:: What needs to be done ::
Line count for the string "jpeg" in the records below: report that figure and nothing else.

--- Entries shown Enclosed Below ---

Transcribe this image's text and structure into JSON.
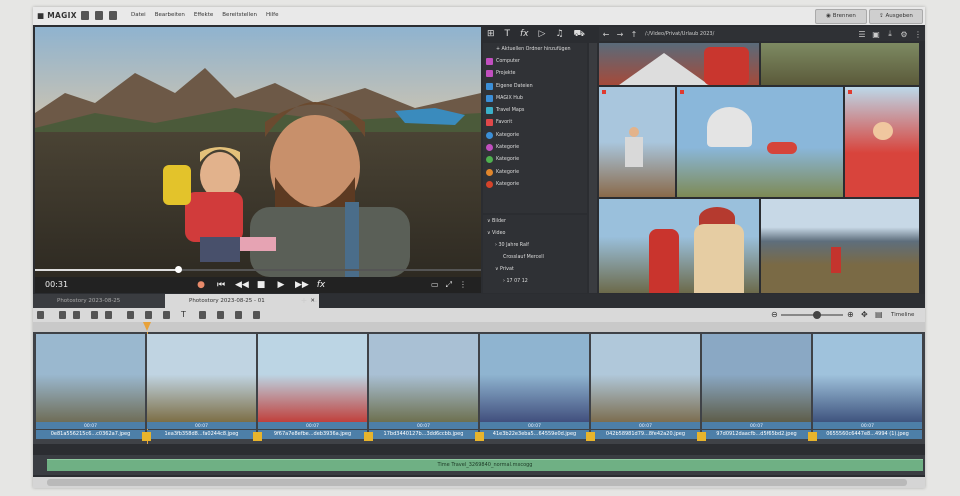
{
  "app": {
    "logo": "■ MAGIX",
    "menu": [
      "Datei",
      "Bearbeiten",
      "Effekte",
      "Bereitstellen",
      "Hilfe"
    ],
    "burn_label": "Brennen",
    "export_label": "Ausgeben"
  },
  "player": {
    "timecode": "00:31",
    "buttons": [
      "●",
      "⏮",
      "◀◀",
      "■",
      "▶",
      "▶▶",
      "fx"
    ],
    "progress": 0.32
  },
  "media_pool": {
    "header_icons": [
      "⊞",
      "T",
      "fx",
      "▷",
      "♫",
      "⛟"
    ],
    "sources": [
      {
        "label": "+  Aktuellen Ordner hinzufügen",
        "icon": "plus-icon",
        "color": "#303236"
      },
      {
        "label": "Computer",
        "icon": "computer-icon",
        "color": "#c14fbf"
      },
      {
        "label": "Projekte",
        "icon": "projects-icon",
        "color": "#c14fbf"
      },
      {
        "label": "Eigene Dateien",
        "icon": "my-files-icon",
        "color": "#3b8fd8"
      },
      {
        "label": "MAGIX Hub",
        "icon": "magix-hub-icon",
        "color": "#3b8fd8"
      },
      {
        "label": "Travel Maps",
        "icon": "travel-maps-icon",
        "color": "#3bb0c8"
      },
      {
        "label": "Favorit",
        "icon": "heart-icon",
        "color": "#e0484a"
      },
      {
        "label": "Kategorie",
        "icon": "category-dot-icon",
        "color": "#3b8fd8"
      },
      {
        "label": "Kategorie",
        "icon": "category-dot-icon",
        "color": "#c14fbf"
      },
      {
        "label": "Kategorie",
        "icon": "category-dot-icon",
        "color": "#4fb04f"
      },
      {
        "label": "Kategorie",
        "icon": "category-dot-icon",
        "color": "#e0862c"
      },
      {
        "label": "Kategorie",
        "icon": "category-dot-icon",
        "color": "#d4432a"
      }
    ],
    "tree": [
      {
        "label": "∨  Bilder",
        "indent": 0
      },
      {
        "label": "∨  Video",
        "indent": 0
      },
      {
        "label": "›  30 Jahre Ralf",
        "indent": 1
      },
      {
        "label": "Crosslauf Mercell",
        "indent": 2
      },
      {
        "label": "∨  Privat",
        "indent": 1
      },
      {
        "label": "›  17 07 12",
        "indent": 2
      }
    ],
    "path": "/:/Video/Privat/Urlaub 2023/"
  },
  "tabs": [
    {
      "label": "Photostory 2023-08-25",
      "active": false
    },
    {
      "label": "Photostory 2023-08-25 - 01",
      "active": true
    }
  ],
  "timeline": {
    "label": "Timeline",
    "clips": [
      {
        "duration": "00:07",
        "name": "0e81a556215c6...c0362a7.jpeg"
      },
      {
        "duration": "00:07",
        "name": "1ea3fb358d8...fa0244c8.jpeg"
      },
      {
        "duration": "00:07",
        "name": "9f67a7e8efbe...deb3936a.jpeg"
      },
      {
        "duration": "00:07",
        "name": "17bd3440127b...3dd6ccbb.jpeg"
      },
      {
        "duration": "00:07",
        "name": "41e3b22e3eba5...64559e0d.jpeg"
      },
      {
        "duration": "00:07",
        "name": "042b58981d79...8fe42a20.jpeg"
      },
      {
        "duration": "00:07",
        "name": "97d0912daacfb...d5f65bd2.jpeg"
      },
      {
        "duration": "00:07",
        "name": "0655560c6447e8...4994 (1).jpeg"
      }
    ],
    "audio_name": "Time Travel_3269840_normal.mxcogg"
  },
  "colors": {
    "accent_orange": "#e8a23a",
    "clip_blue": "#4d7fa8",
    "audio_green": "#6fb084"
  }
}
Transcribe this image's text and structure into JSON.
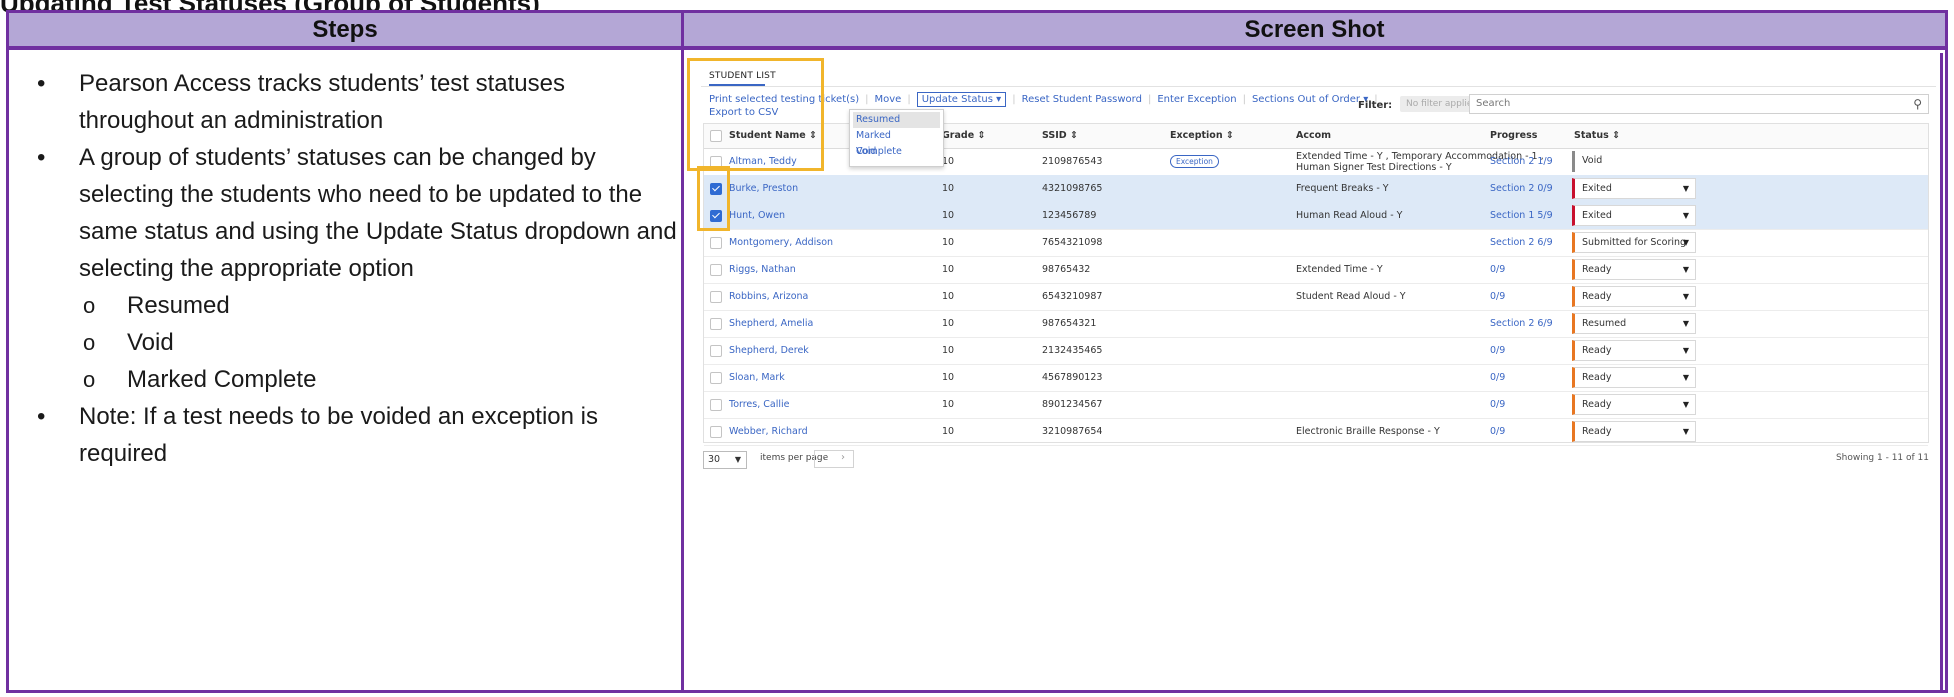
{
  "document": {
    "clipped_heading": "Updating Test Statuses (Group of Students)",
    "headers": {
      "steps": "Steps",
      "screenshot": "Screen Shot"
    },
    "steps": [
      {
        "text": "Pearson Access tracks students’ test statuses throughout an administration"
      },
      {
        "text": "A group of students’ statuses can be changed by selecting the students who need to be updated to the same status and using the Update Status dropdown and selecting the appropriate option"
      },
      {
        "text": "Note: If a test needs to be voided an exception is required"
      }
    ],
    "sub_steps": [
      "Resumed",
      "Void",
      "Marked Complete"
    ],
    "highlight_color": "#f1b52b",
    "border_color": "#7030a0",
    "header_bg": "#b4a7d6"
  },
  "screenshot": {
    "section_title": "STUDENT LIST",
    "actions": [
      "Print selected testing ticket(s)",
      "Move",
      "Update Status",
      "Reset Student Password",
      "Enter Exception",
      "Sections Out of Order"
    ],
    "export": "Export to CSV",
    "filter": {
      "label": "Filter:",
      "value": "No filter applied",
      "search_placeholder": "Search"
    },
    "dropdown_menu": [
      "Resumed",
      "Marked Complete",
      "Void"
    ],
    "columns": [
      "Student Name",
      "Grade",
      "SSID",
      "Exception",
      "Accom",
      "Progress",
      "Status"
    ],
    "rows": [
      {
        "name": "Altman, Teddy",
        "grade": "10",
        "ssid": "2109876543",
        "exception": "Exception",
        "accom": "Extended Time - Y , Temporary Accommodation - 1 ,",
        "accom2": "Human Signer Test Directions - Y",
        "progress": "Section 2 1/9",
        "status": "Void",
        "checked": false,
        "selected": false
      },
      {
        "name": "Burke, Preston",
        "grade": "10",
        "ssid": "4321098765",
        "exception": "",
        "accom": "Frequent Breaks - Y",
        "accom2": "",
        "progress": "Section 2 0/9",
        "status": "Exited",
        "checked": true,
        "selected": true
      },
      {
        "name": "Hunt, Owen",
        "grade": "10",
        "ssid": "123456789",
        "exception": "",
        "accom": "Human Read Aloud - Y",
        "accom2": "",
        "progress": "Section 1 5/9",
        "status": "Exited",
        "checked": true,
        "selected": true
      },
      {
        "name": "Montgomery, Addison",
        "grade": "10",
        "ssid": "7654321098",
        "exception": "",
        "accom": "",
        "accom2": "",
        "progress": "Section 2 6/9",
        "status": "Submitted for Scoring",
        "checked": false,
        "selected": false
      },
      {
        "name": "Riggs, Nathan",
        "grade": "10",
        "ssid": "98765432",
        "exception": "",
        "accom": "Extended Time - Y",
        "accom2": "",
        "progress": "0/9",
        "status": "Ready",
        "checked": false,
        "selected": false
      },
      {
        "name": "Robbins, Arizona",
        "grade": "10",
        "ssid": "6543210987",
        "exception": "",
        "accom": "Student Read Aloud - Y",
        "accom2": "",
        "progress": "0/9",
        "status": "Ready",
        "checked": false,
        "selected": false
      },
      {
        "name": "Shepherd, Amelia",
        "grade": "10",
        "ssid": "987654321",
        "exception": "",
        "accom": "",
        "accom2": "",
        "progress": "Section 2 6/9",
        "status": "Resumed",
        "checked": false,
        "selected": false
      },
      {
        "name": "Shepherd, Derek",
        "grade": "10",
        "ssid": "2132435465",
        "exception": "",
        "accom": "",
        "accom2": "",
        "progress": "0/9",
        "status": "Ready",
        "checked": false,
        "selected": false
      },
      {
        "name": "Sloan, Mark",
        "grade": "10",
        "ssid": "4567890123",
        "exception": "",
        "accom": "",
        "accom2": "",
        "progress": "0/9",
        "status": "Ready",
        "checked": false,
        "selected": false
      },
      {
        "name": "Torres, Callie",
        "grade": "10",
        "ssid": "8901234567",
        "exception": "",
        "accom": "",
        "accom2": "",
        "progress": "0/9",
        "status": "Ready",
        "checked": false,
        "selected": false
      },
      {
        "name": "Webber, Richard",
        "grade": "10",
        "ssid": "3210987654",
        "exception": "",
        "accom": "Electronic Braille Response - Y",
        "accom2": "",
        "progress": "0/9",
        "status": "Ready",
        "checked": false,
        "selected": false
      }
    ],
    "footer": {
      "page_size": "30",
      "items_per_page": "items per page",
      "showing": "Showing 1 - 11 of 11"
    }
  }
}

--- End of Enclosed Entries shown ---
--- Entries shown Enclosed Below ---

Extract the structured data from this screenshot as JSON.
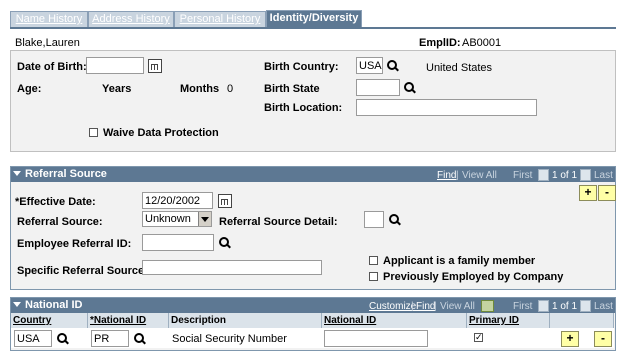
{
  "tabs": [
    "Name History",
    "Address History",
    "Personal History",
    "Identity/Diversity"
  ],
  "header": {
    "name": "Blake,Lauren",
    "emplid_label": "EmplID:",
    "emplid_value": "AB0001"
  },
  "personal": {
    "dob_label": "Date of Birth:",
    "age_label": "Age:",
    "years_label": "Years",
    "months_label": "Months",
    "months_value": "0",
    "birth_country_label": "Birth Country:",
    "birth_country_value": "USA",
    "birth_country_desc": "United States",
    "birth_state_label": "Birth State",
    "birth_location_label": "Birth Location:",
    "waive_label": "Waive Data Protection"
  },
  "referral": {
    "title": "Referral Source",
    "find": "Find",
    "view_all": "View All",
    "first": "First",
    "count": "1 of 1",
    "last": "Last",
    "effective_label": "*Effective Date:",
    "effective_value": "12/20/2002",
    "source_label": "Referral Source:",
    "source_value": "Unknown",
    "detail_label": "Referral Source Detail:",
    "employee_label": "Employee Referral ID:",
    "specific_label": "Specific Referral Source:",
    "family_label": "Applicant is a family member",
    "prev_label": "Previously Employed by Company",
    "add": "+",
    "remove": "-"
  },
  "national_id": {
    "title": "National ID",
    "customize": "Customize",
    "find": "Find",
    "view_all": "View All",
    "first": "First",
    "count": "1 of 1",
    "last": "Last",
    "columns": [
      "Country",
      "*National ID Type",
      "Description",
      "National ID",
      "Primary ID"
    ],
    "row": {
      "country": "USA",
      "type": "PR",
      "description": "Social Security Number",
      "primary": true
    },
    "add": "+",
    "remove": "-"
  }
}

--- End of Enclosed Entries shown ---

:: Solution to the problem ::
8